Raucous kids weren’t the only people Ruth and Amy Allen Price banished from Hobbitville, a space on 1300 East across from Westminster College that’s officially known as Allen Park. The mother and daughter team, it turns out, also dismissed members of Preservation Utah, a local nonprofit that has long been interested in helping the park’s notable buildings gain a place on the National Register of Historic Places.
“They didn’t try to chase us away with guns or sabers,” Preservation Utah Programs Director David Amott says, contrary to some of the more wild stories he’s heard about the Allen family’s expelling of unwanted guests. “We could never quite pin them down. We would make headway, and they would fall off the radar. They wouldn’t return calls. There was just not an obvious way forward.”
Utah Division of State History’s Cory Jensen is on a similar boat. “No one has contacted us about nominating the property to the National Register of Historic Places,” Jensen, who handles nominations statewide, tells City Weekly in an email. “However, from what I understand, it could be eligible if no major non-historic changes have been made to the buildings or landscape—but that would need to be determined.”
Dr. George A. Allen acquired the expanse that would become his namesake park in 1931. Credited with conceiving the Salt Lake Zoological Society, Dr. Allen kept zoo animals on his property, giving free reign to an elephant, chimp and reindeer, which presumably lived peacefully alongside Allen family pets that included a raccoon, a coyote and a sandhill crane named Sandy. The physician also carted old homes into the hamlet. Over the coming decades, he had historic homes, one of which was a log cabin built in Holladay in the 1850s, transported across town and placed in the park, creating several duplexes he named after his kids. A shroud of secrecy soon enveloped the community, and no formal historical designation steps were ever started, though tenants did move into the properties and make them their homes.
Allen Park’s last remaining eight residents were required to leave their apartments Monday. Now, the estate’s fate lies with the probate court, which will sort out what the surviving Allen descendants will inherit given that Ruth and Amy Allen Price have died.
David Hampshire, who wrote a cover story about his 12 years as a Hobbitville resident in last week’s issue, remains “terrified” his old stomping grounds will likely be gutted to profit. It’s a wonderful community, he says, a paradise so shaded by massive trees that residents don’t need air conditioning in the summer. A place of wonderment and a callback to a simpler past where neighbors knew one another and took care of community fixtures, like the peacocks that roamed throughout the grounds. “I hope that whoever acquires the property will keep some of the amenities in here,” Hampshire muses. “It really is a little town of its own within the city.”

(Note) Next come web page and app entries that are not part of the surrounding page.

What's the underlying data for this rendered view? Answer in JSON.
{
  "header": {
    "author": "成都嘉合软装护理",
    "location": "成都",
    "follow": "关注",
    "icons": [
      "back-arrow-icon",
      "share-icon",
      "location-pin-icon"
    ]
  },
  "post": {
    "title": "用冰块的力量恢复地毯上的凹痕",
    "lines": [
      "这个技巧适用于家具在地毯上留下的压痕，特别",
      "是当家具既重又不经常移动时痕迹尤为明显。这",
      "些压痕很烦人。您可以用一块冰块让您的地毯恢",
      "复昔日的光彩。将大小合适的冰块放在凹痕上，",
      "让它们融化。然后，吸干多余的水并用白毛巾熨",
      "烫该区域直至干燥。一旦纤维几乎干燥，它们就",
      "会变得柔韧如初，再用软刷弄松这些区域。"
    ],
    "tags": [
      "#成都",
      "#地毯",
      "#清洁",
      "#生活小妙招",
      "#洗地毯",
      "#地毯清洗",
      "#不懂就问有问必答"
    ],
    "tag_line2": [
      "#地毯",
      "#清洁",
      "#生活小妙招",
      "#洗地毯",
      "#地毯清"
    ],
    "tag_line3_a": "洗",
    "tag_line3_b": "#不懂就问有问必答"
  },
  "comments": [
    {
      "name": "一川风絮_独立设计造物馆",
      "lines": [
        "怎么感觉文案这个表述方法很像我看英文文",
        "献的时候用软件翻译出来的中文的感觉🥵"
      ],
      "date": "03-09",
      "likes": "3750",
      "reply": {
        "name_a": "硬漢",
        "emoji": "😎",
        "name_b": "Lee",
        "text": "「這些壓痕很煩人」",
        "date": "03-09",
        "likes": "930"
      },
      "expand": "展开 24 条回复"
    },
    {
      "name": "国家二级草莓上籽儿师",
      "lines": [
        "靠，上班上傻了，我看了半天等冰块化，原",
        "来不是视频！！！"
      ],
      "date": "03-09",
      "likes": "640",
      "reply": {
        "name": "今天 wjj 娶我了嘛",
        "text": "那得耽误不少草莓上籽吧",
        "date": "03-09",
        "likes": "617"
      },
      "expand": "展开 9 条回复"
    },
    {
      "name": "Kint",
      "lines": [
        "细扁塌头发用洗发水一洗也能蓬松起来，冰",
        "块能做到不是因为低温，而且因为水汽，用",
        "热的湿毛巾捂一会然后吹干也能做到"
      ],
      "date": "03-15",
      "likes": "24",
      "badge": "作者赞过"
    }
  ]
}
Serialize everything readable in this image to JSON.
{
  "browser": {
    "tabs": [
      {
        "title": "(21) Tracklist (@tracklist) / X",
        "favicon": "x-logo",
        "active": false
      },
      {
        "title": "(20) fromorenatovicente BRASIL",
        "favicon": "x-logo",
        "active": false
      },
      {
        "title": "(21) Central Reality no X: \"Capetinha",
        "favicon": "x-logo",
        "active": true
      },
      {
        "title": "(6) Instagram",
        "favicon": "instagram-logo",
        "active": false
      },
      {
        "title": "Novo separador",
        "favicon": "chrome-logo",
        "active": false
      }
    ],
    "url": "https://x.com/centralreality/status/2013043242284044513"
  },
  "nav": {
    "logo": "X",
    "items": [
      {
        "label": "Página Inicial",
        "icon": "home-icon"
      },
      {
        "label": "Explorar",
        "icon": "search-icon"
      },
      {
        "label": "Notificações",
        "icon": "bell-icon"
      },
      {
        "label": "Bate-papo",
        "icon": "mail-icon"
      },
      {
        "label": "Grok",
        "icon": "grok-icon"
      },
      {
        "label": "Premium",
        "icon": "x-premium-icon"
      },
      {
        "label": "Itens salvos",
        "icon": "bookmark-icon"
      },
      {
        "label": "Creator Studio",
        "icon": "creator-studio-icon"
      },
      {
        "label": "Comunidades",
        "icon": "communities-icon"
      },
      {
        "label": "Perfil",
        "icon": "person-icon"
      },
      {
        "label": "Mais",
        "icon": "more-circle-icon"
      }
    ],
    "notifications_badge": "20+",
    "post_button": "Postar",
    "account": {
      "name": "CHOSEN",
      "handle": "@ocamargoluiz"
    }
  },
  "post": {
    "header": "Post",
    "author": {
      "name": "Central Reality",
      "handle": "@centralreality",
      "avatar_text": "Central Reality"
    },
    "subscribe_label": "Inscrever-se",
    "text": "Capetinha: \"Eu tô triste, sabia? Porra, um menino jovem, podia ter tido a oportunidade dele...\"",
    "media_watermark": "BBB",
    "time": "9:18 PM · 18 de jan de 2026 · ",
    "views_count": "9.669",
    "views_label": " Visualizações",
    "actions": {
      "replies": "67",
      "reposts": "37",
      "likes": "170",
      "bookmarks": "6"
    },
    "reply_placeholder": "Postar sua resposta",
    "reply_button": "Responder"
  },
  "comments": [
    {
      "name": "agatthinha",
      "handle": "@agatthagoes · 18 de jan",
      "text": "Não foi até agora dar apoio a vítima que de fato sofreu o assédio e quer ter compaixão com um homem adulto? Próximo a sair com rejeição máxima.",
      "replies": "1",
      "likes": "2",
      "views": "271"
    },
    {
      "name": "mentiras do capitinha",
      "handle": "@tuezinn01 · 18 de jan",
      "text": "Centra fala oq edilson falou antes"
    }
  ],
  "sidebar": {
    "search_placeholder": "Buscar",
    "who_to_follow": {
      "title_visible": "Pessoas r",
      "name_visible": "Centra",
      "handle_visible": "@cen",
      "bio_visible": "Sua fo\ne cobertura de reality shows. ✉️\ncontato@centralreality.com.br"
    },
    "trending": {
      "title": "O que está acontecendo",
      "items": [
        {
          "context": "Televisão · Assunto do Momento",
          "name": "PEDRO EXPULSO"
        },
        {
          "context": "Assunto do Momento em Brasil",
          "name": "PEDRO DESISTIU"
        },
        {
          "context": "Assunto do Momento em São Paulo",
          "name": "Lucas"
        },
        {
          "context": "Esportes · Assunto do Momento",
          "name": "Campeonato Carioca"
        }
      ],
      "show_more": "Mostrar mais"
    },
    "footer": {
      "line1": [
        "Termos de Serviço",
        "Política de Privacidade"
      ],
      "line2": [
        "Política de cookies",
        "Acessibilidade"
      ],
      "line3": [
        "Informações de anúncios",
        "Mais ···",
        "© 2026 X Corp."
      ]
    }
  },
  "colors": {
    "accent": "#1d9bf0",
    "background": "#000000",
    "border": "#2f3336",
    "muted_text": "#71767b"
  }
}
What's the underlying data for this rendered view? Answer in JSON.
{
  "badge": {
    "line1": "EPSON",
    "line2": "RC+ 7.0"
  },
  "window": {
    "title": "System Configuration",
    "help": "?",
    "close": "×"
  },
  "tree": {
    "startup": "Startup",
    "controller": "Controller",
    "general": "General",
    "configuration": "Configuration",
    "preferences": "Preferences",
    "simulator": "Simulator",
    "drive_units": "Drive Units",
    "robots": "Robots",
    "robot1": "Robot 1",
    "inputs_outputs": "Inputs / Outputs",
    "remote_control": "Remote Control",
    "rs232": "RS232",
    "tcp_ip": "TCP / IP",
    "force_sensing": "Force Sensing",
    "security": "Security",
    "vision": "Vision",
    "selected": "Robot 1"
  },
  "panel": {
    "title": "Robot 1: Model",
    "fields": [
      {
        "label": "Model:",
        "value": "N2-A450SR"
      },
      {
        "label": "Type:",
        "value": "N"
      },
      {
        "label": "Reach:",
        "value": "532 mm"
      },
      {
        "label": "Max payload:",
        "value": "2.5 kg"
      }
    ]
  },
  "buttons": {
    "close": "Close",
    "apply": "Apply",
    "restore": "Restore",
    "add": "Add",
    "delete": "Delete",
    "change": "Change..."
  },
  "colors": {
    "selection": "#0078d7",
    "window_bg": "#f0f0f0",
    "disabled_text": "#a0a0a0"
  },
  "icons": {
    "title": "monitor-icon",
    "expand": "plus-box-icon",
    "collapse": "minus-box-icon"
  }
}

Fearing the property will soon morph into its ticky-tacky Sugar House surroundings, Amott says his preservation group will keep an ear to the ground and try to identify parties that might be interested in sharing Allen Park’s history with future Salt Lake City residents. “We are looking for partners in the community to find a way to preserve Allen Park, [or] at least key elements of that property, for future generations of Salt Lake City resident to enjoy,” he says. “Whatever party does take it on, we’d love to work with [them] and find a way to, as much as possible, preserve the vision of Dr. Allen when he made this unique site.”
Amott suggests private developers could apply for tax credits after electing to place the buildings on the National Register. Of course, the duplexes are old and would need to be renovated, as would parts of the overgrown landscape, commitments Amott says were difficult to secure when Preservation Utah contacted Amy more than a decade ago. If a developer were willing to rehab the currently standing buildings and rent them out, they could also receive substantial tax credits from state and federal entities.
“We’re excited to identify partners in preservation for this unique site, and we’re going to be watching it closely and following it as the site’s future reveals itself through effort and time,” Amott says.